Understanding cash flow is an important aspect of investing in real estate. Learn how to calculate rental property cash flow today.
Investors have certain things that they follow for each of their assets to make sure they are still providing a benefit. One of the most important when it comes to their rental property is cash flow.
If you are just starting out, you may be trying to determine just how much cash flow you should have or intend to have with your investment properties. A lot of investors look for those properties that will bring in 1% to 2% of the purchase price every month. This may sound ideal, but the truth is, there are so many factors that come into play here so it is nearly impossible to predict your cash flow without taking them into consideration.
So, what is the right amount of cash flow you can expect? What is cash flow? How can it be calculated? And, what should you be looking for in an investment? We are going to touch on all of these and more.
For rental property investors, cash flow can be defined as the amount of money that a property is creating after expenses. It is, in other words, your profit. You will have expenses that need to be paid for running your rental property, but you will also (hopefully) earn an income from it. Having the right balance will create your cash flow.
There are two types of cash flow: gross cash flow and net cash flow. How are they different? Well, gross cash flow refers to any income generated off the property. This includes rent, application fees, late fees, etc.
Net cash flow is the money left over after all the bills are paid. Keep in mind that you will want to deduct things such as maintenance, taxes, insurance, marketing, utilities, property management fees, and the like.
If you deduct expenses from gross cash flow, you get net cash flow.

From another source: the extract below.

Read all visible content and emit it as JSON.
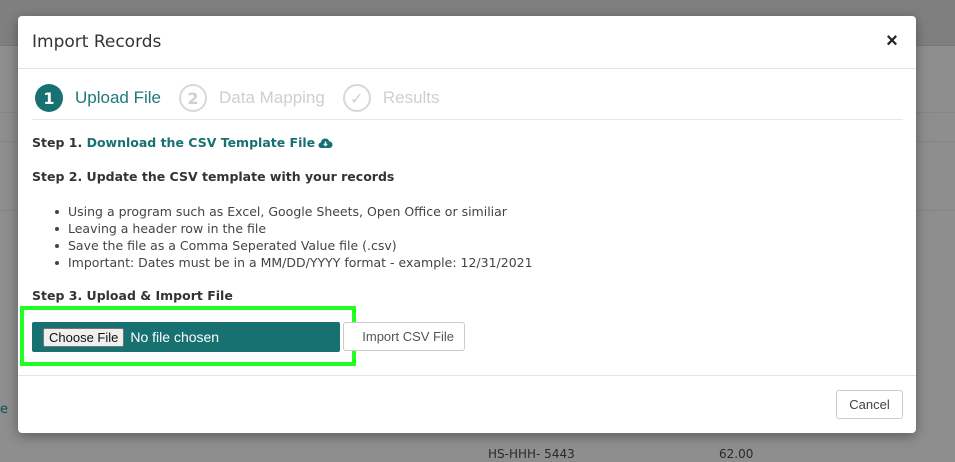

You, of course, want this number to always be positive – this shows you have the right balance between income and expenses. Unfortunately, when major repairs come up or you are dealing with a vacant rental, this could fall into a negative – meaning you have a negative cash flow, spending more than you are bringing in.
To get a true idea of your cash flow, you have to be honest about what you have coming in and what you have going out.
As with any type of cash flow, there are always going to be factors that impact just how much you make and how great your expenses are. The same holds true for rental property cash flow. Below are a few of the biggest factors that play a role in determining your level of cash flow.
The locations of your property will play a role in your cash flow. In fact, it may play a significant role. See, the market where it is located sets the bar for the rent that you can charge. You can’t maintain a rental property in an area that rents for a comparable unit of $1,000.00 and decide you want to charge $3,000.00. It doesn’t work that way. Sure, in an imaginary world, that would greatly increase your income, but, in reality, you are going to have a vacancy until you lower the rent.
Further, you will want to consider property taxes, insurance rates, and even HOA fees if they apply. All of this is why location is such a big factor.
If you take out a mortgage on a rental property, you will have an interest rate and mortgage insurance to worry about it. These can both influence your cash flow. Depending on your credit history, credit score, down payment, and the price you are willing to borrow, you may end up with the ability to have more or less cash flow. For example, low credit scores and a low down payment can lead to bigger mortgage payments every month and higher interest rates. This will decrease your cash flow.
Depending on the size of the rental and whether you want to rent it long-term or short-term will impact your income and, ultimately, your cash flow.
Increasing cash flow is the ultimate goal, isn’t it? You want to bring in more money than you are spending so you can feel successful at what you do. If you find yourself with a lower cash flow than you had imagined, there are a few things you can do that may help. These include:
Having vacancies will kill your cash flow as you have nothing coming in. But you don’t want to just settle for any tenants, you want good tenants. Otherwise, you may find yourself dealing with missed rent payments, legal fees, major repairs to damage in the unit, and more.
While the local market is going to ultimately dictate the rent amount, adding value to your property allows you to be able to charge on the higher end of those market rents. This can include updated fixtures, landscaping, new paint or flooring, kitchen appliance upgrades, and more.
Not keeping up with regular routine maintenance can cause you to have to shell out more money for major repairs. Keep up with them as you go and you will save yourself some money.
Perhaps one of the best things you can do to positively impact your cash flow is to hire a property management company. These professionals know how to handle all these things that increase your cash flow, such as helping you find the best tenants while reducing your vacancy rate, as well as staying on top of repairs and routine maintenance. They also have vendors and connections within their network that handle these things. That means they have better rates to get the work done which means less expense to you.
At Real Property Management Evolve in Phoenix, we understand the importance of maintaining a healthy cash flow – and we strive to maintain your property in a way that helps you increase your earnings.